Additionally, melatonin can modulate the activity of macrophages and natural killer cells, further enhancing the immune system's ability to target cancer cells.

Antioxidative and Pro-oxidative Effects

Melatonin has dual roles as both an antioxidant and a pro-oxidant. As an antioxidant, it protects normal cells from damage caused by oxidative stress by scavenging free radicals and upregulating antioxidant enzymes like superoxide dismutase (SOD) and glutathione peroxidase (GPx).

However, In cancer cells, melatonin can increase oxidative stress, destroying them. This selective effect helps target cancer cells while preserving healthy ones. High concentrations of melatonin can induce the production of reactive oxygen species (ROS) in cancer cells, promoting apoptosis.

A man getting an assessment for cancer

Research Findings: Melatonin's Role in Colorectal Cancer

In Vitro Studies

Laboratory studies have shown that melatonin can effectively inhibit CRC cell growth and induce apoptosis. It also enhances the effectiveness of chemotherapy drugs.

Studies on CRC cell lines have demonstrated that melatonin can increase the sensitivity of cancer cells to drugs like doxorubicin and 5-fluorouracil (5-FU), making them more effective at lower doses.

For example, melatonin has been shown to modulate the expression of microRNAs involved in drug resistance, thereby enhancing the cytotoxic effects of chemotherapy agents.

In Vivo Studies

Animal studies support these findings, showing reduced tumor growth and increased survival rates when melatonin is used alongside traditional cancer treatments.

In rodent models, melatonin treatment has resulted in smaller tumor sizes and lower metastasis rates, indicating its potential to improve outcomes in CRC.

These studies have demonstrated that melatonin can inhibit tumor growth by modulating various signaling pathways, including the MAPK/ERK and PI3K/AKT pathways, which are crucial for cell proliferation and survival.

Clinical Trials

Some early clinical trials suggest that melatonin can improve the quality of life and enhance the effects of chemotherapy in cancer patients.

Patients receiving melatonin alongside their chemotherapy regimens have reported better overall well-being, fewer side effects, and improved response rates.

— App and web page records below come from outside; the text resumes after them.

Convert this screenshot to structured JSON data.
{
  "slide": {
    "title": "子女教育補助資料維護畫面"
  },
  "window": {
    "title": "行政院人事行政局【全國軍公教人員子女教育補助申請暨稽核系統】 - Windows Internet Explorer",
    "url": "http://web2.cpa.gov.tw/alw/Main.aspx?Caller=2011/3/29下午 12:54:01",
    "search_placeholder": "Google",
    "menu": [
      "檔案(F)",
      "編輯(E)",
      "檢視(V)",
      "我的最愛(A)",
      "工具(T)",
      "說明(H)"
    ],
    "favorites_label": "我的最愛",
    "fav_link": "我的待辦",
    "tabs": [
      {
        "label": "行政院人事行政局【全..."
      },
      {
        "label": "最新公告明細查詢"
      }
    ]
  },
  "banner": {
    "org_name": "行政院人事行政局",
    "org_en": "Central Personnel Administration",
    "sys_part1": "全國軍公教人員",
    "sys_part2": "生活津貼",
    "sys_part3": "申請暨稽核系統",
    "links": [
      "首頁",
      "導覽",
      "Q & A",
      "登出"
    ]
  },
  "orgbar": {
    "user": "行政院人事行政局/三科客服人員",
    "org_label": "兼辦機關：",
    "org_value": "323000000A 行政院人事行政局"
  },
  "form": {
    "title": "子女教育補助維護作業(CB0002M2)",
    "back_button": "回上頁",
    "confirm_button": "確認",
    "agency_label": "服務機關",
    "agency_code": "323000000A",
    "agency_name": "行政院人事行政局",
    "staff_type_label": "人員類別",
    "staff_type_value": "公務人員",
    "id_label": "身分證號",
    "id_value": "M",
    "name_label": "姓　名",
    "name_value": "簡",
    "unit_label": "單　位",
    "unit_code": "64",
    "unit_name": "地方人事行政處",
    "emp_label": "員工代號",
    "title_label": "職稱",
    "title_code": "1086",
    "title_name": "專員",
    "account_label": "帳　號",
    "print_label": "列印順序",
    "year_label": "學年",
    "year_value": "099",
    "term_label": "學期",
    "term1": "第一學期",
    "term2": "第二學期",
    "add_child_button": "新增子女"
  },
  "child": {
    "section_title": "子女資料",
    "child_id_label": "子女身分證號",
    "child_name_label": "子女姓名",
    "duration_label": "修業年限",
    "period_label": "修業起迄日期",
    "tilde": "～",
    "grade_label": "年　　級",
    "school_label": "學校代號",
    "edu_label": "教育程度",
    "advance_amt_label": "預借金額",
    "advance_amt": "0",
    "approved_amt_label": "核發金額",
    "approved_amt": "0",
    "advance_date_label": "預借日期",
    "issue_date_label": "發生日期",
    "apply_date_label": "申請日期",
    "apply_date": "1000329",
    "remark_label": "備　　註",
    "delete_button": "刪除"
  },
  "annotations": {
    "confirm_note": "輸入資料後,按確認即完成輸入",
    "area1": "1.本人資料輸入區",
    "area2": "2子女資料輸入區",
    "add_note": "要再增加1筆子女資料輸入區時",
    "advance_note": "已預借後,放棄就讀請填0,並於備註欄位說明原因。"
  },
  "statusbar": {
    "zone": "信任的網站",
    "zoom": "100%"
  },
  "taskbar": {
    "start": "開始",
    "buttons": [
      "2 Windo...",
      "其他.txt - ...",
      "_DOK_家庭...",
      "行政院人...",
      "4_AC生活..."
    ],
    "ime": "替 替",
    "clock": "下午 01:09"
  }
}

However, more research is needed to determine the optimal dosage and administration method. For instance, a study involving advanced CRC patients found that melatonin, when administered at a dose of 20 mg/day, improved the patients' response to chemotherapy and reduced the incidence of chemotherapy-induced side effects such as thrombocytopenia and neurotoxicity.

A person in the lab conducting an experiment on melatonin for cancer

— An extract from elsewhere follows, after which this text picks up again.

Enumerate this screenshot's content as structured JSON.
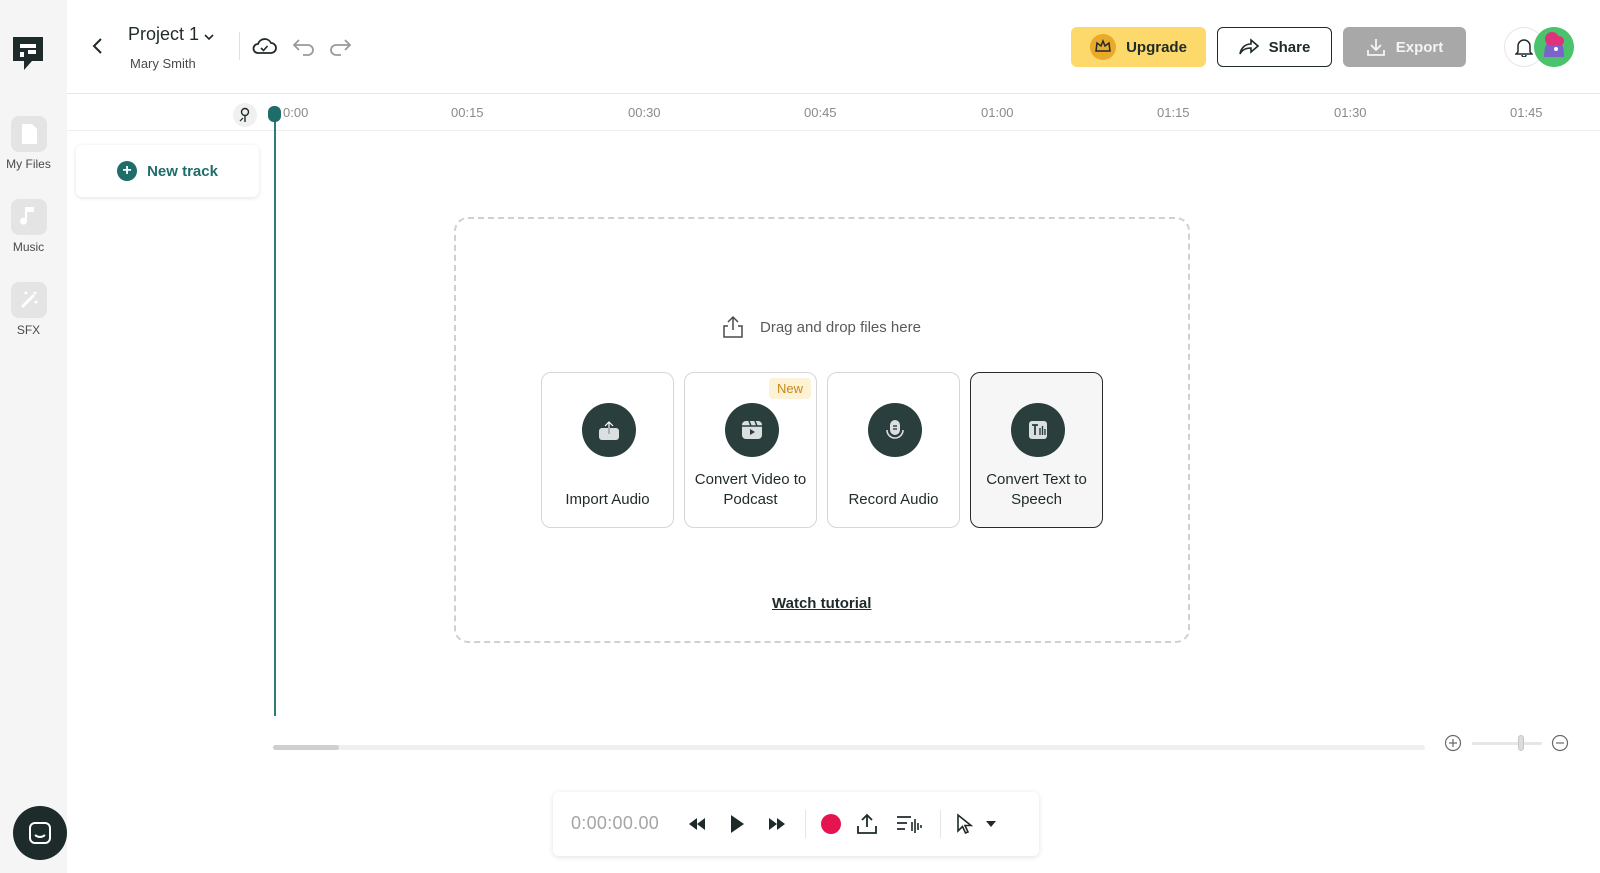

Future Directions and the Potential of Melatonin in Colorectal Cancer Treatment

Future research should focus on determining the optimal dosing regimens and understanding the long-term effects of melatonin use in cancer therapy.

Additionally, further studies are needed to explore the synergistic effects of melatonin with other anti-cancer agents and its potential role in preventing cancer recurrence.

Meet the Author

Dr. James Pendleton

Dr. James Pendleton is a primary care physician specializing in a naturopathic approach to family medicine. He has nurtured a family practice in Seattle, directed a VIP medical center in Abu Dhabi, published several books and scientific articles, and designed innovative nutritional supplements for manufacturers worldwide.


Kvietkauskas, M., Zitkute, V., Leber, B., Strupas, K., Stiegler, P., & Schemmer, P. (2020). The role of melatonin in colorectal cancer treatment: a comprehensive review. Therapeutic advances in medical oncology12, 1758835920931714.